The hospital recruited 25 nurses in January, 40 in February and 12 in March. In April, the hospital recruited 18 more nurses. But most of these nurses will not work there for long as they too will want to leave for countries like the US and Australia for a better future, says Sumi Khadka.
Kanti Children’s Hospital is experiencing a similar problem. The nursing director, Roshani Laxmi Tuitui, reveals that the hospital is witnessing an average of four to five nurses resigning each month.
She understands nurses in Nepal are leaving but is scared for the future of the medical sector.
“Nepal lacks a conducive working environment for nurses, including those employed by the government, who also face a shortage of basic facilities.
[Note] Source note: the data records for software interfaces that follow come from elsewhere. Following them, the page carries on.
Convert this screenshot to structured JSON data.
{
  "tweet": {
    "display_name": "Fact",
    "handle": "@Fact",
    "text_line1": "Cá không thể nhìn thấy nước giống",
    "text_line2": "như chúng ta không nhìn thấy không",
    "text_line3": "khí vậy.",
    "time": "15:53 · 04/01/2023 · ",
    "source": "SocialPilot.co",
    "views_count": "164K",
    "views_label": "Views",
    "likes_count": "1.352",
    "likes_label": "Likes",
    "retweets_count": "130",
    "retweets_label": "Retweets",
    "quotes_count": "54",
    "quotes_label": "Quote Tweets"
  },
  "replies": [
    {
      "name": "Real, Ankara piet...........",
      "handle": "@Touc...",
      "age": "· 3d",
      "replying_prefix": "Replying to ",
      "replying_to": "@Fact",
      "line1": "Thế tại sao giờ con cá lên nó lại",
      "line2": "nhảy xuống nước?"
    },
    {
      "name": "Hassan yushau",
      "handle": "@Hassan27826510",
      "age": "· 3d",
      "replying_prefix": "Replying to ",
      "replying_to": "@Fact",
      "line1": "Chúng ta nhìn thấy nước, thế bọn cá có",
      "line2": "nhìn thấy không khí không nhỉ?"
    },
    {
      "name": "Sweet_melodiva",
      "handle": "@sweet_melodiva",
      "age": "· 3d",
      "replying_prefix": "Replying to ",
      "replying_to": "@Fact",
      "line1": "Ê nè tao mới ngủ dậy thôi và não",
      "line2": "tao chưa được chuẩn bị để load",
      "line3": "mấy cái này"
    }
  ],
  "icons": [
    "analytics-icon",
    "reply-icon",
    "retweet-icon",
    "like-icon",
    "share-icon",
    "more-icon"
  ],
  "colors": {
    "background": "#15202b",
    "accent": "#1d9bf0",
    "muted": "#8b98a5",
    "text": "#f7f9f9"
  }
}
They have to work day and night without any rest. They also do not have social security which compels them to go abroad,” says Tuitui.
Tuitui believes most leave to ensure their childer have a better future. And in countries like the US, UK, Canada and Australia, they do as education up to a certain point is free.
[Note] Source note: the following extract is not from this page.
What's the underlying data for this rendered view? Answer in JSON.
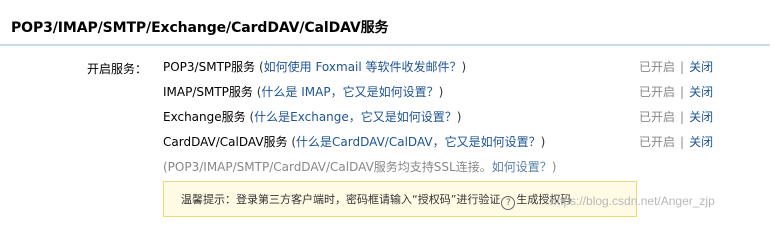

“Health care is also free in most of these countries and that is a major pull factor,” says Tuitui.
But with nurses in Nepal leaving, its effects are starting to be seen in hospitals like Kanti Chindren’s Hospital as it has cut its out patient department by half.
Tuitui explains that nurses with prior experience in ICU and children’s wards are given greater preference by foreign employers. As a result, there is a significant level of competition among nurses to secure positions, including contractual roles, at esteemed institutions like Kanti Children’s Hospital, Teaching Hospital and Bir Hospital.
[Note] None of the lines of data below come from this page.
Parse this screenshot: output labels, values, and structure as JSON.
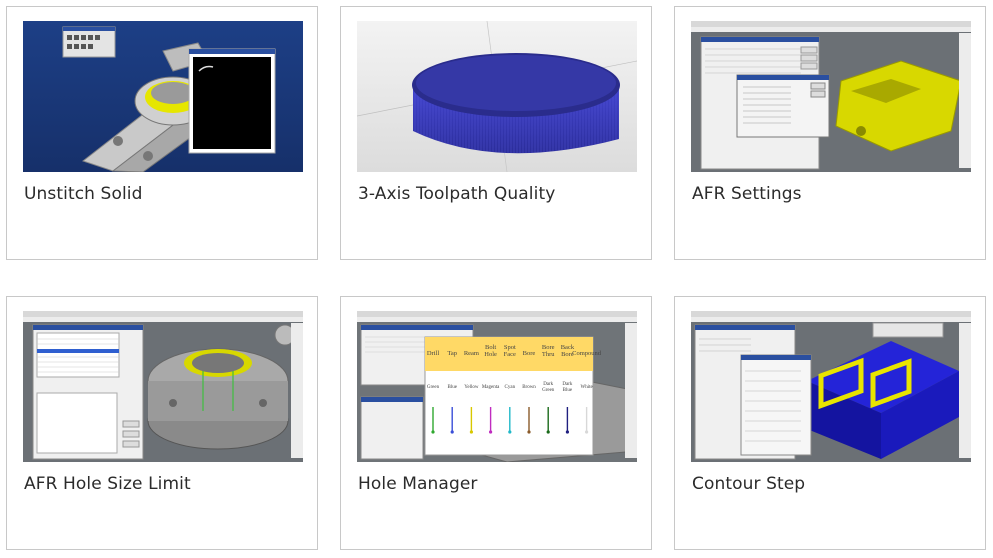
{
  "cards": [
    {
      "title": "Unstitch Solid"
    },
    {
      "title": "3-Axis Toolpath Quality"
    },
    {
      "title": "AFR Settings"
    },
    {
      "title": "AFR Hole Size Limit"
    },
    {
      "title": "Hole Manager"
    },
    {
      "title": "Contour Step"
    }
  ],
  "hole_manager_table": {
    "headers": [
      "Drill",
      "Tap",
      "Ream",
      "Bolt Hole",
      "Spot Face",
      "Bore",
      "Bore Thru",
      "Back Bore",
      "Compound"
    ],
    "colors": [
      "Green",
      "Blue",
      "Yellow",
      "Magenta",
      "Cyan",
      "Brown",
      "Dark Green",
      "Dark Blue",
      "White"
    ]
  },
  "colors": {
    "card_border": "#c8c8c8",
    "title_text": "#2b2b2b",
    "cad_background": "#1f3f7a",
    "cad_gray_background": "#6f7478",
    "toolpath_blue": "#3d3fbf",
    "highlight_yellow": "#e8e400",
    "table_header": "#ffd966"
  }
}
According to Nepal Nursing Council, currently, there are 76,889 nurses in Nepal. Similarly, there are 36,203 Auxiliary Nurse Midwife (ANM), 51 midwives, 1,341 specialists and 848 foreign nurses in Nepal. But only 26,393 nurses and 12,660 ANM have renewed their licences.
The council renews nursing licenses every six years, but they do not possess precise data regarding the number of nurses who have gone abroad and are currently practising in Nepal. Before pursuing studies abroad, nurses are required to obtain approval from the nursing council. However, those who go overseas for work are not mandated to seek permission from the council.
“As the ones who go abroad for work do not need to take approval from us, we do not have an exact number of nurses who left Nepal,” says Shakuntala Prajapati, council’s registrar.
According to Man Kumari Rai, the chairperson of the Nepal Nursing Council, there is an estimated total of 45,000 active nurses in Nepal. Out of these, approximately 18,000 work in government hospitals, while around 17,000 are employed in private hospitals. Rai also suggests that approximately 30,000 nurses remain unemployed, while about 29,000 have obtained verification to pursue opportunities abroad.
As per the minimum service standards set by the Ministry of Health, there is a requirement for an additional 52,000 nurses in the government health service.
“Government hospitals are facing a decrease in the number of job openings, and the existing vacancies are not being adequately filled. This situation results in a shortage of healthcare professionals within the government healthcare system,” says Rai.
She urges the government to enhance the facility for nurses in Nepal.
“Efforts should be made to establish favourable conditions that encourage nurses to work in Nepal,” says Rai.
This story was translated from the original Nepali version and edited for clarity and length.